    5. After 35 or 38 minutes, switch off the oven and leave the baking tray in the oven itself for another 10 minutes.

    6. Roasted chickpeas are ready to be snacked on. It was so crunchy and addictive. We couldn’t stop nibbling on. Anyhow I managed to save some for the next day to see if it remained crunchy even then. I stored them in a closed container and left it on the counter. The crunchy ones were perfect the next day too, but the chewy-crunchy ones were bit difficult to chew.

    2 Replies
    1. re: bushwickgirl

      Thanks for the support AND the recipe, Bushwickgirl! And thanks, too for the tip about salt. Now that you mention it, it makes sense that salt would bring out moisture in a bad way. Makes me rethink how I'll roast potatoes in the future. P.S. for another nice homemade crunchy snack, I like pumpkin and squash seeds.

      1. re: JoyceHanson

        You're welcome.
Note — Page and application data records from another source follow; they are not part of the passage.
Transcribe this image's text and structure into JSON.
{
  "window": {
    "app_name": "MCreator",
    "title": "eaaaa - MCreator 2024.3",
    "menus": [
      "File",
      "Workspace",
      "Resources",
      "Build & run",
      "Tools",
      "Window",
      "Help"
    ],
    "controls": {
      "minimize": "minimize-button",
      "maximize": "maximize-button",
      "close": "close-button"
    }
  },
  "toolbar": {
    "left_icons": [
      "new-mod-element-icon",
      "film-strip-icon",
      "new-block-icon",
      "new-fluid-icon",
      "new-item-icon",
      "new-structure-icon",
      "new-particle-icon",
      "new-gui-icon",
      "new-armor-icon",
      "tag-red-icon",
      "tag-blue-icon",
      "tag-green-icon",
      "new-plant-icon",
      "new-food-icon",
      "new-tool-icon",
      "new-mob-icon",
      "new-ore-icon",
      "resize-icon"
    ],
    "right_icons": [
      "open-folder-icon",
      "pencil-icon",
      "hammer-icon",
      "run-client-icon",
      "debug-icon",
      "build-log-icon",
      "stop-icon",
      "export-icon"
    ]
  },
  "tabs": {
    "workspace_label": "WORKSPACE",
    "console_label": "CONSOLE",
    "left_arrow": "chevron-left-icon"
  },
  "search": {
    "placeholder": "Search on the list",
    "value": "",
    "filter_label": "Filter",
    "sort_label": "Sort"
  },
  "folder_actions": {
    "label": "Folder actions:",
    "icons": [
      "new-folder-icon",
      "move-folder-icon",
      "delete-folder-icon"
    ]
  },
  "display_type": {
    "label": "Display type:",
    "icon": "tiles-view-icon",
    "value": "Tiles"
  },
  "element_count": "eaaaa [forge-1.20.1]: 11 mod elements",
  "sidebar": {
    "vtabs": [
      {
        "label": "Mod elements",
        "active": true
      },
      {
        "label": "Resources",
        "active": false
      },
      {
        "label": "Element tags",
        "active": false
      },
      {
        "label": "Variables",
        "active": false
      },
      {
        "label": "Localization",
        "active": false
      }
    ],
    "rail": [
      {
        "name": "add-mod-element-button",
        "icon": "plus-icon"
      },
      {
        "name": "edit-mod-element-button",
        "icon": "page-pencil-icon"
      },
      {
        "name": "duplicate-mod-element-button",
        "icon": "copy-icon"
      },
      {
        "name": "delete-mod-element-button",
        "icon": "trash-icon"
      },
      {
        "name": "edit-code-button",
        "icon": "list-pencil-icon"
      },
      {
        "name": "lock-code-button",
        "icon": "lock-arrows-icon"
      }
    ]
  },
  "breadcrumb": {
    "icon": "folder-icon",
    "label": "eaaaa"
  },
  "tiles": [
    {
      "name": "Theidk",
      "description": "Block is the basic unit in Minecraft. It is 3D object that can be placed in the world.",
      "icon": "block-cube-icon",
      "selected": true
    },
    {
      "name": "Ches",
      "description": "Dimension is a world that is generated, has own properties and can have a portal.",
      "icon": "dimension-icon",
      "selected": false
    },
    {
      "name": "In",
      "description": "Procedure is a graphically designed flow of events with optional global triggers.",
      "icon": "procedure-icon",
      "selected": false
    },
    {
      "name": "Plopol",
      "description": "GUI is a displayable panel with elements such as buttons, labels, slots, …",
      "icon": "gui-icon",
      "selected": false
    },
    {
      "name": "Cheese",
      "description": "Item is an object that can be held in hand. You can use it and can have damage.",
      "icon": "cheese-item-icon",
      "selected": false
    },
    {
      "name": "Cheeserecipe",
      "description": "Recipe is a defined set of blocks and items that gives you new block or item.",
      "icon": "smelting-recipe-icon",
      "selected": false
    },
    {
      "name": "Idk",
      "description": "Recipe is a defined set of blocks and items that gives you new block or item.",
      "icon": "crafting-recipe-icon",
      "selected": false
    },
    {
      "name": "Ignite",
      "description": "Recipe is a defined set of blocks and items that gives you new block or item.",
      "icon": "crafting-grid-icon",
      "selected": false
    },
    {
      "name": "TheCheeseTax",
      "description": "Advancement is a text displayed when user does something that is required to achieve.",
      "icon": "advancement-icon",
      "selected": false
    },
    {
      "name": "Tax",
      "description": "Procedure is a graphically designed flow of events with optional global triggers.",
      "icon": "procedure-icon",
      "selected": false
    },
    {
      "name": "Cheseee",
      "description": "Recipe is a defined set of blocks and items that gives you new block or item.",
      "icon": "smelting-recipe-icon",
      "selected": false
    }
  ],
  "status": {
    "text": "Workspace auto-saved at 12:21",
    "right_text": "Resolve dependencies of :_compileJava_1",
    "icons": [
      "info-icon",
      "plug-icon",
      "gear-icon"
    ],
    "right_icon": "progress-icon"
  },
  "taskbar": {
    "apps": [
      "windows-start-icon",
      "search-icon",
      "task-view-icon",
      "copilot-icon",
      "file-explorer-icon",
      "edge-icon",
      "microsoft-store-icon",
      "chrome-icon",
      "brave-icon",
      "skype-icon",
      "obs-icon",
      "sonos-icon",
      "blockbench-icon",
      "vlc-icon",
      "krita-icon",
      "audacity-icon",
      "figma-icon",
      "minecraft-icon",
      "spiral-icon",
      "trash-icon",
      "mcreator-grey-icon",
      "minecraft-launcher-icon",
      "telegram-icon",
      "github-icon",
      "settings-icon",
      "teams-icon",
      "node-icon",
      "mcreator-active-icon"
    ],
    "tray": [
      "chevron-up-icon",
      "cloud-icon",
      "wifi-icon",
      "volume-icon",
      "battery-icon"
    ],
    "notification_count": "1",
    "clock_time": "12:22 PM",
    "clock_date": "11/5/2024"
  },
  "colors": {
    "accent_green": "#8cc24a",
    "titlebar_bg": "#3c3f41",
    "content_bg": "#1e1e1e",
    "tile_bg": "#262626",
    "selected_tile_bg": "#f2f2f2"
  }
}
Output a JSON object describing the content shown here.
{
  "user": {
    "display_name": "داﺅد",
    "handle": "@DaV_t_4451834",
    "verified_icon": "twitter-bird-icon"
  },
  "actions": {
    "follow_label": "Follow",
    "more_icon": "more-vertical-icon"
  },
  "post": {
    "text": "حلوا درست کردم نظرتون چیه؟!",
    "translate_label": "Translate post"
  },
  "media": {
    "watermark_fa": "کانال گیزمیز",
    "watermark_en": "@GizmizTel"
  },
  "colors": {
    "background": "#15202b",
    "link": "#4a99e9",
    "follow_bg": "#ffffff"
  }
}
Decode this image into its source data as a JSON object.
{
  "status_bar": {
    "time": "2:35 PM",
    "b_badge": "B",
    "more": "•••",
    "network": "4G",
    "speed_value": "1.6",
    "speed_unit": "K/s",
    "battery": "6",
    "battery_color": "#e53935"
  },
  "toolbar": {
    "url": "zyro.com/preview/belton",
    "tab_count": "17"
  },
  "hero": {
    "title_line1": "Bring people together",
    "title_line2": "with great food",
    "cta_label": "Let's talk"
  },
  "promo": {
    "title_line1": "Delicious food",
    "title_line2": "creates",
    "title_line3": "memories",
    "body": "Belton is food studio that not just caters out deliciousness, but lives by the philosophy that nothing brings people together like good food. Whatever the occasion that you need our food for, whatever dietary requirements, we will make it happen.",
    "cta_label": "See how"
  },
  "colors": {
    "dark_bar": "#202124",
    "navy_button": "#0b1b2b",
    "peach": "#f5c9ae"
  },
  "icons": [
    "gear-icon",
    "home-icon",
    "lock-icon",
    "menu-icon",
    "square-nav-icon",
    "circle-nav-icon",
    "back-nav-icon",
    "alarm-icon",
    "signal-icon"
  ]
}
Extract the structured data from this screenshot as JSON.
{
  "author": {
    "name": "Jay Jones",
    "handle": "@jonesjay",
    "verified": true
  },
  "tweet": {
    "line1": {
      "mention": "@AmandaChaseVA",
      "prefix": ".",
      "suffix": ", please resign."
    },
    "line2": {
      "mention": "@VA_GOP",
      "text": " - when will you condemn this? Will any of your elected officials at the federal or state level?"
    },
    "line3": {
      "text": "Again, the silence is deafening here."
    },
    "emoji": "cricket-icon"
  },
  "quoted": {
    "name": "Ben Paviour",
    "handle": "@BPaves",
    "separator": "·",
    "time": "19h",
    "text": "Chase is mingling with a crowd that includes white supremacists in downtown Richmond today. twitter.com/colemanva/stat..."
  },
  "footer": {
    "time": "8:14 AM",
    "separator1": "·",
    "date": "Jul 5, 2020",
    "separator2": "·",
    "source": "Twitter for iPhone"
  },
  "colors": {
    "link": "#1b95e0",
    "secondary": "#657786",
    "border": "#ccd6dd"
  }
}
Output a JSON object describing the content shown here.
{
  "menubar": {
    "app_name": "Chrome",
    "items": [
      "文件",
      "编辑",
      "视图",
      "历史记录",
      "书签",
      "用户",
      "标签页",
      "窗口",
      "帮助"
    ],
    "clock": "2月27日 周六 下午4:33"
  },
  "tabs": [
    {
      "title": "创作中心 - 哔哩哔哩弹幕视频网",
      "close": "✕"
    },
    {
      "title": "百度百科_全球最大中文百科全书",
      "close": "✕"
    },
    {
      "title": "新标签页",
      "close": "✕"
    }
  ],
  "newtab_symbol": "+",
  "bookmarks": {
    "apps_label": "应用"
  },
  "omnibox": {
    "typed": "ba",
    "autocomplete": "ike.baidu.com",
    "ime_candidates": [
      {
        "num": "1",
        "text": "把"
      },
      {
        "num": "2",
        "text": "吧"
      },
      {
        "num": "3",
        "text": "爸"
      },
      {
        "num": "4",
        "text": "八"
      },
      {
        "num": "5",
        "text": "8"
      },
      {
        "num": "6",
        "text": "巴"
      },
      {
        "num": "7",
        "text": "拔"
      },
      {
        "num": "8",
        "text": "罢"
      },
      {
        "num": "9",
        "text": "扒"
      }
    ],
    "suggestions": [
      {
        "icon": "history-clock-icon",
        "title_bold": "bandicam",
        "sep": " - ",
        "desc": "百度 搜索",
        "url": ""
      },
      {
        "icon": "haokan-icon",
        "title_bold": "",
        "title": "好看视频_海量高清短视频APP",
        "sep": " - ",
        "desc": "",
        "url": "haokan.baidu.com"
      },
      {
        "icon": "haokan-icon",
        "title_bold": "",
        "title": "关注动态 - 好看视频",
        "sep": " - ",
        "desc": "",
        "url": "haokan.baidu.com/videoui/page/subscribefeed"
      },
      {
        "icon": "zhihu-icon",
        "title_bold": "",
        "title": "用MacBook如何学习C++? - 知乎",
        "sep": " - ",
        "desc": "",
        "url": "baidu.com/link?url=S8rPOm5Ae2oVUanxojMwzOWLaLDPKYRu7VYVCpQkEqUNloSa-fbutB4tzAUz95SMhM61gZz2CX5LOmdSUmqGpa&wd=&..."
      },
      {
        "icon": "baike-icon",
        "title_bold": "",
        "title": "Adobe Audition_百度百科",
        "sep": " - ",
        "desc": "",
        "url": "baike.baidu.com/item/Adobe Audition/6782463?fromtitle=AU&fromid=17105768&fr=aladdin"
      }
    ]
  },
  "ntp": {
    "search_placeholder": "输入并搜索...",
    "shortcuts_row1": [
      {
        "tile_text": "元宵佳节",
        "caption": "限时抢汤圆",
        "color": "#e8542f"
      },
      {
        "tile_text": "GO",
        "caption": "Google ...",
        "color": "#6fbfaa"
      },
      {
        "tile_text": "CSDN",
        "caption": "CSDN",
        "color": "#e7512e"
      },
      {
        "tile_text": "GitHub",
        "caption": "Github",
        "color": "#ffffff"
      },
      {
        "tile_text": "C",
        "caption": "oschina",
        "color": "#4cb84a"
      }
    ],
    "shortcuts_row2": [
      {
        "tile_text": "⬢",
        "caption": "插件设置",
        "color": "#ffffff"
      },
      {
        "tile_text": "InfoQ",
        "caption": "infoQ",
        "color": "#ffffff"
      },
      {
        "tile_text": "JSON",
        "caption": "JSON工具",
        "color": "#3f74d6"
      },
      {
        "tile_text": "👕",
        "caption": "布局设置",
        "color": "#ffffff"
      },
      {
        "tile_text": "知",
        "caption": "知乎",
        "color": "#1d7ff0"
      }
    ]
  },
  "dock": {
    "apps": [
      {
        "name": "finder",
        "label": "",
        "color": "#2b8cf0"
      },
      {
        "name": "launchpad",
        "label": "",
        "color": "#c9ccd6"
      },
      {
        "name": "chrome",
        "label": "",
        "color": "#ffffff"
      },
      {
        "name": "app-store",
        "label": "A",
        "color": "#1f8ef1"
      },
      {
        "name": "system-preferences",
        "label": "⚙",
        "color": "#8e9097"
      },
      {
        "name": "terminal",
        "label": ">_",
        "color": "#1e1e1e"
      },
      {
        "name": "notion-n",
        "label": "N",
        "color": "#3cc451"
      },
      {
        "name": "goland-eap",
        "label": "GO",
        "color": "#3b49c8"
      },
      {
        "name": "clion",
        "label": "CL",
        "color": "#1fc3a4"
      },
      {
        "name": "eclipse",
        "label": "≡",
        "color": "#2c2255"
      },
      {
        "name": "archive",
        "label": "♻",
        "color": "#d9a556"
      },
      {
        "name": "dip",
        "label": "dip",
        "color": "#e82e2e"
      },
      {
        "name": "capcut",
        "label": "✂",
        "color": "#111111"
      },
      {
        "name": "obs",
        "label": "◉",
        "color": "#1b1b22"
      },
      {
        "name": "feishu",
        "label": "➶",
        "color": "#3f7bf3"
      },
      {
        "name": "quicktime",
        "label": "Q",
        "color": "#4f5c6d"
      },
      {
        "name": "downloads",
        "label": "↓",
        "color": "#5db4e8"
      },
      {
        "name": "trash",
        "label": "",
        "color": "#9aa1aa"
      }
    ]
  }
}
        I want to mention that chile powder doesn't have to be the only seasoning choice for the roasted chick peas; that can be varied according to whim. Smoky, very zippy, like straight cayenne, a good curry powder, even an exotic mix of sweet and savory, like garam masala or a nice warming sweet chai blend is good. All excellent with pumpkin and squash seeds as well. Cheers!